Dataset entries
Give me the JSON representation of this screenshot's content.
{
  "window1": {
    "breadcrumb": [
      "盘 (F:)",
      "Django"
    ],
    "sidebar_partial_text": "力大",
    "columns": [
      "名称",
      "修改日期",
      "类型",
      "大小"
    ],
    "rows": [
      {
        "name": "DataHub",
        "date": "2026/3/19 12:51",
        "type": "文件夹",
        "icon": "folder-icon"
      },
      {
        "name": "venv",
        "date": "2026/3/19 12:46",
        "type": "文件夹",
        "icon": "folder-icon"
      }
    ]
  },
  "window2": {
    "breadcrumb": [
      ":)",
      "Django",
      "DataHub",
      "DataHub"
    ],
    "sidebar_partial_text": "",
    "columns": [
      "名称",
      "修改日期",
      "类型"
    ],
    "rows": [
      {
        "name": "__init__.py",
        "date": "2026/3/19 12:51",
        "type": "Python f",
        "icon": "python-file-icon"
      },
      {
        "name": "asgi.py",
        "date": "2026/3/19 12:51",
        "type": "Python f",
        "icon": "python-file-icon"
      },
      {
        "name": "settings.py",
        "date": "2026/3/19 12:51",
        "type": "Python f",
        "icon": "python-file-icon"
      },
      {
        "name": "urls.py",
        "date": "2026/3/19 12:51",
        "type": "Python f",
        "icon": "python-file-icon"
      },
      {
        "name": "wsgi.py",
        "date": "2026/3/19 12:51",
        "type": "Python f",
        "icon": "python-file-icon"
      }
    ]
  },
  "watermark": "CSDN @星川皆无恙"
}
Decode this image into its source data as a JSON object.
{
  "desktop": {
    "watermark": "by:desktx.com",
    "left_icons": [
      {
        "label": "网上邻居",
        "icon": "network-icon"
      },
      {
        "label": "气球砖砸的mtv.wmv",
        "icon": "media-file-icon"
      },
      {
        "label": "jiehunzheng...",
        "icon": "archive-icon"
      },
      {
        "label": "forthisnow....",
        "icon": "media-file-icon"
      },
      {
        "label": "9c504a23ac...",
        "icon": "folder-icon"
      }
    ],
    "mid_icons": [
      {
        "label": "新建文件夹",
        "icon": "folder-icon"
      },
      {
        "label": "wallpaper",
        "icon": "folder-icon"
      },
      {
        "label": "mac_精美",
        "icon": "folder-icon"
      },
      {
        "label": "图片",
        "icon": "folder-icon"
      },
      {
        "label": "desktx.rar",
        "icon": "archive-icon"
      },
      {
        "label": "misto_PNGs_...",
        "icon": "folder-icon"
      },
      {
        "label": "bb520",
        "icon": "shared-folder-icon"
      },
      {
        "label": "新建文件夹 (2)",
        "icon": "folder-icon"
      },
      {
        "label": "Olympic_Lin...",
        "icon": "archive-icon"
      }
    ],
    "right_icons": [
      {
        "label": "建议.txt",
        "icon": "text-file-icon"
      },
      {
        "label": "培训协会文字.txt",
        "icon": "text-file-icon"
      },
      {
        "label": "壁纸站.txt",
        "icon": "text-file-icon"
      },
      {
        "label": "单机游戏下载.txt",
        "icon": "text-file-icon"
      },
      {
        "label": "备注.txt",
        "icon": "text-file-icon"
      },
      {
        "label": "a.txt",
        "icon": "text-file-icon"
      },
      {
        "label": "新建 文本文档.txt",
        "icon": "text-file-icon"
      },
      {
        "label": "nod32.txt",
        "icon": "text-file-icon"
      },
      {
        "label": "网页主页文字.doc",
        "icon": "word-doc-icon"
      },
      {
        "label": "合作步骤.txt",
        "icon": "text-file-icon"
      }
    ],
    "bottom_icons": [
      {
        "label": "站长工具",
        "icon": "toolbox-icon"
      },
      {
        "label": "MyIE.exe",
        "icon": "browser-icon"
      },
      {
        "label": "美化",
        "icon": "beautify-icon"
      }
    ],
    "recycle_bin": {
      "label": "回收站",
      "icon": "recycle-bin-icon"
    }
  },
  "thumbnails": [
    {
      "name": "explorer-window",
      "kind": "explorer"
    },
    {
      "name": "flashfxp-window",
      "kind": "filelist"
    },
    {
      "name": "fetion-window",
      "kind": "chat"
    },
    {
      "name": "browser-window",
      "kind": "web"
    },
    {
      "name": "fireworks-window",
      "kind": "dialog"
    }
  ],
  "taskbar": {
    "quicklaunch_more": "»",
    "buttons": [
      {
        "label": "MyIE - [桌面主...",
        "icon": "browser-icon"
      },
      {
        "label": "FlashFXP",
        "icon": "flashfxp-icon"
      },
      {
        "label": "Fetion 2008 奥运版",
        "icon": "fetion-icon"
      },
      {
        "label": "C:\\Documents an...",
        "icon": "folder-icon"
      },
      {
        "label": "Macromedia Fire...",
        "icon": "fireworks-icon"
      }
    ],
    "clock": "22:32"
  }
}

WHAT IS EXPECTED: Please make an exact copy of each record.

SOLUTION TO THE EXERCISE:
Give me the JSON representation of this screenshot's content.
{
  "window1": {
    "breadcrumb": [
      "盘 (F:)",
      "Django"
    ],
    "sidebar_partial_text": "力大",
    "columns": [
      "名称",
      "修改日期",
      "类型",
      "大小"
    ],
    "rows": [
      {
        "name": "DataHub",
        "date": "2026/3/19 12:51",
        "type": "文件夹",
        "icon": "folder-icon"
      },
      {
        "name": "venv",
        "date": "2026/3/19 12:46",
        "type": "文件夹",
        "icon": "folder-icon"
      }
    ]
  },
  "window2": {
    "breadcrumb": [
      ":)",
      "Django",
      "DataHub",
      "DataHub"
    ],
    "sidebar_partial_text": "",
    "columns": [
      "名称",
      "修改日期",
      "类型"
    ],
    "rows": [
      {
        "name": "__init__.py",
        "date": "2026/3/19 12:51",
        "type": "Python f",
        "icon": "python-file-icon"
      },
      {
        "name": "asgi.py",
        "date": "2026/3/19 12:51",
        "type": "Python f",
        "icon": "python-file-icon"
      },
      {
        "name": "settings.py",
        "date": "2026/3/19 12:51",
        "type": "Python f",
        "icon": "python-file-icon"
      },
      {
        "name": "urls.py",
        "date": "2026/3/19 12:51",
        "type": "Python f",
        "icon": "python-file-icon"
      },
      {
        "name": "wsgi.py",
        "date": "2026/3/19 12:51",
        "type": "Python f",
        "icon": "python-file-icon"
      }
    ]
  },
  "watermark": "CSDN @星川皆无恙"
}
Decode this image into its source data as a JSON object.
{
  "desktop": {
    "watermark": "by:desktx.com",
    "left_icons": [
      {
        "label": "网上邻居",
        "icon": "network-icon"
      },
      {
        "label": "气球砖砸的mtv.wmv",
        "icon": "media-file-icon"
      },
      {
        "label": "jiehunzheng...",
        "icon": "archive-icon"
      },
      {
        "label": "forthisnow....",
        "icon": "media-file-icon"
      },
      {
        "label": "9c504a23ac...",
        "icon": "folder-icon"
      }
    ],
    "mid_icons": [
      {
        "label": "新建文件夹",
        "icon": "folder-icon"
      },
      {
        "label": "wallpaper",
        "icon": "folder-icon"
      },
      {
        "label": "mac_精美",
        "icon": "folder-icon"
      },
      {
        "label": "图片",
        "icon": "folder-icon"
      },
      {
        "label": "desktx.rar",
        "icon": "archive-icon"
      },
      {
        "label": "misto_PNGs_...",
        "icon": "folder-icon"
      },
      {
        "label": "bb520",
        "icon": "shared-folder-icon"
      },
      {
        "label": "新建文件夹 (2)",
        "icon": "folder-icon"
      },
      {
        "label": "Olympic_Lin...",
        "icon": "archive-icon"
      }
    ],
    "right_icons": [
      {
        "label": "建议.txt",
        "icon": "text-file-icon"
      },
      {
        "label": "培训协会文字.txt",
        "icon": "text-file-icon"
      },
      {
        "label": "壁纸站.txt",
        "icon": "text-file-icon"
      },
      {
        "label": "单机游戏下载.txt",
        "icon": "text-file-icon"
      },
      {
        "label": "备注.txt",
        "icon": "text-file-icon"
      },
      {
        "label": "a.txt",
        "icon": "text-file-icon"
      },
      {
        "label": "新建 文本文档.txt",
        "icon": "text-file-icon"
      },
      {
        "label": "nod32.txt",
        "icon": "text-file-icon"
      },
      {
        "label": "网页主页文字.doc",
        "icon": "word-doc-icon"
      },
      {
        "label": "合作步骤.txt",
        "icon": "text-file-icon"
      }
    ],
    "bottom_icons": [
      {
        "label": "站长工具",
        "icon": "toolbox-icon"
      },
      {
        "label": "MyIE.exe",
        "icon": "browser-icon"
      },
      {
        "label": "美化",
        "icon": "beautify-icon"
      }
    ],
    "recycle_bin": {
      "label": "回收站",
      "icon": "recycle-bin-icon"
    }
  },
  "thumbnails": [
    {
      "name": "explorer-window",
      "kind": "explorer"
    },
    {
      "name": "flashfxp-window",
      "kind": "filelist"
    },
    {
      "name": "fetion-window",
      "kind": "chat"
    },
    {
      "name": "browser-window",
      "kind": "web"
    },
    {
      "name": "fireworks-window",
      "kind": "dialog"
    }
  ],
  "taskbar": {
    "quicklaunch_more": "»",
    "buttons": [
      {
        "label": "MyIE - [桌面主...",
        "icon": "browser-icon"
      },
      {
        "label": "FlashFXP",
        "icon": "flashfxp-icon"
      },
      {
        "label": "Fetion 2008 奥运版",
        "icon": "fetion-icon"
      },
      {
        "label": "C:\\Documents an...",
        "icon": "folder-icon"
      },
      {
        "label": "Macromedia Fire...",
        "icon": "fireworks-icon"
      }
    ],
    "clock": "22:32"
  }
}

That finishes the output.